Check out our favourite spots to see the stunning autumn colours…

Denny Wood

One of the Forest’s oldest beech woodlands, Denny Wood near Lyndhurst, boasts some of our most beautiful trees. Acid green in summer, the leaves will turn yellow and gold, before falling in their millions to make a giant, rustling carpet to kick up and run through – great for kids of all ages!

The Knightwood Oak Trail

Find out why Countryfile Magazine tipped this gentle walk as being one of the UK’s best for autumn colour. They described the dark, golden leaves and rich bracken hues as ‘stunning’ and who are we to disagree? Best of all, this trail will give you the chance to view the magnificent Knightwood Oak, whose girth measures a magnificent 24 feet. At more than 500 years old, she was around at the time of Henry VIII – no wonder we call her the Queen of the Forest.

Hightown Common

Located near Poulner in the Forest’s north, this area is perfect for experiencing colour on trees, as well as terra firma; from the brilliant yellow of the birches to the last clumps of purple heather and the delicate tracery of the dying brackens. The walk starts off by passing a clump of gorse bushes, which provide beautiful colour and that distinctive coconut scent!

Rhinefield Ornamental Drive

Considered by many as the ultimate autumn colourburst, this drive was planted in 1860, and offers colour and wonder all year round, as well as the Forest’s tallest tree! It’s a good one if you are bringing people with mobility issues, or you can take a slow crawl through on the drive itself, and marvel at the glory through your car windows. Time it right, and you can also proceed on to Blackwater to see the falling leaves twirl and float into the pond there.

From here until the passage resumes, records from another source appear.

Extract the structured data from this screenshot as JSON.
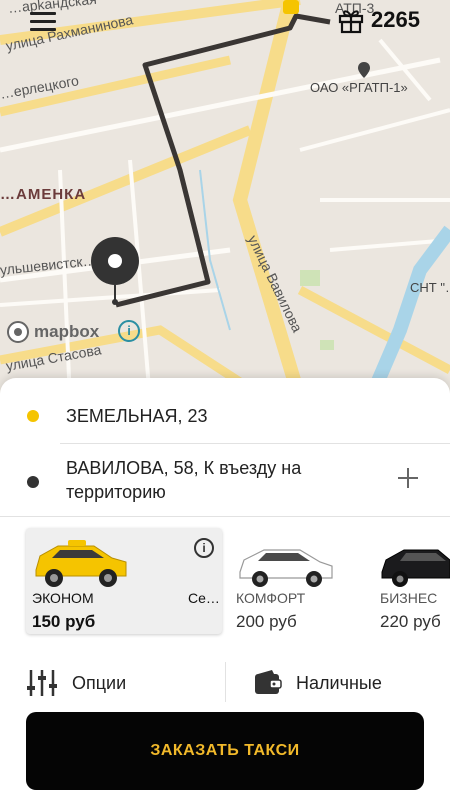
{
  "map": {
    "streets": [
      "…арkандская",
      "улица Рахманинова",
      "…ерлецкого",
      "ульшевистск…ица",
      "улица Стасова",
      "улица Вавилова",
      "АТП-3"
    ],
    "district": "…АМЕНКА",
    "poi_label": "ОАО «РГАТП-1»",
    "snt_label": "СНТ \"…",
    "attribution": "mapbox",
    "attribution_info": "i"
  },
  "header": {
    "bonus_value": "2265"
  },
  "route": {
    "from": "ЗЕМЕЛЬНАЯ, 23",
    "to": "ВАВИЛОВА, 58, К въезду на территорию",
    "from_color": "#f5c400",
    "to_color": "#333333"
  },
  "tariffs": [
    {
      "name": "ЭКОНОМ",
      "price": "150 руб",
      "extra": "Се…",
      "info": "i",
      "selected": true
    },
    {
      "name": "КОМФОРТ",
      "price": "200 руб",
      "selected": false
    },
    {
      "name": "БИЗНЕС",
      "price": "220 руб",
      "selected": false
    }
  ],
  "options": {
    "options_label": "Опции",
    "payment_label": "Наличные"
  },
  "order": {
    "label": "ЗАКАЗАТЬ ТАКСИ",
    "bg_color": "#050505",
    "text_color": "#f2b92a"
  }
}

Shave Wood

This area of woodland near Minstead comes magically alive during autumn as the bright yellow and orange leaves of the beech trees appear to be almost suspended in mid-air before falling, oh-so-gently, to the forest floor.

Exbury Gardens

You will have to pay to enter but, trust us, it’s worth it to experience a veritable explosion of colour; from flamingo-pink nerines to vermillion and crimson acers, all gloriously reflected in ornamental ponds and lakes of this world-famous, 200-acre estate, at Exbury Gardens. It’s not hard to see why this garden was a great favourite with Her Majesty, Queen Elizabeth, who planted three trees there, and enjoyed a ride on Exbury’s miniature train!

Puckpitts Inclosure

One of the Victorian Inclosures, Puckpitts, near Lyndhurst, contains a number of larches. A classic ‘Christmas tree’ triangle shape, they turn a deep ochre in autumn and will look stunning on your Insta feed.

The Ancient Woodlands

The New Forest is the proud custodian of some of the most important Ancient Woodland sites in the whole of Western Europe. These areas boast the oldest and most dramatically-shaped trees, each one an entire eco-system supporting a thousand different lives, from owls to bats to beautifully-coloured moths and lichens. Where to find them? Try Bratley Inclosure, which has a 4.3-mile trail running through, Ocknell Inclosure, or the walks around Stoney Cross.

PS While you’re in the New Forest, make sure you take time out to appreciate the autumn colour at lower levels. The flaring yellow gorse and last remnants of heather on our heathlands is as breath-taking as the bejewelled hedgerows, bursting with ruby red hawthorns and shiny scarlet honeysuckle berries. Freckled in brown and yellow, bracken looks beautiful over the heathland - make sure you pick a sunny day and you’ll see it all set off by a sapphire sky.

*More autumn ideas here: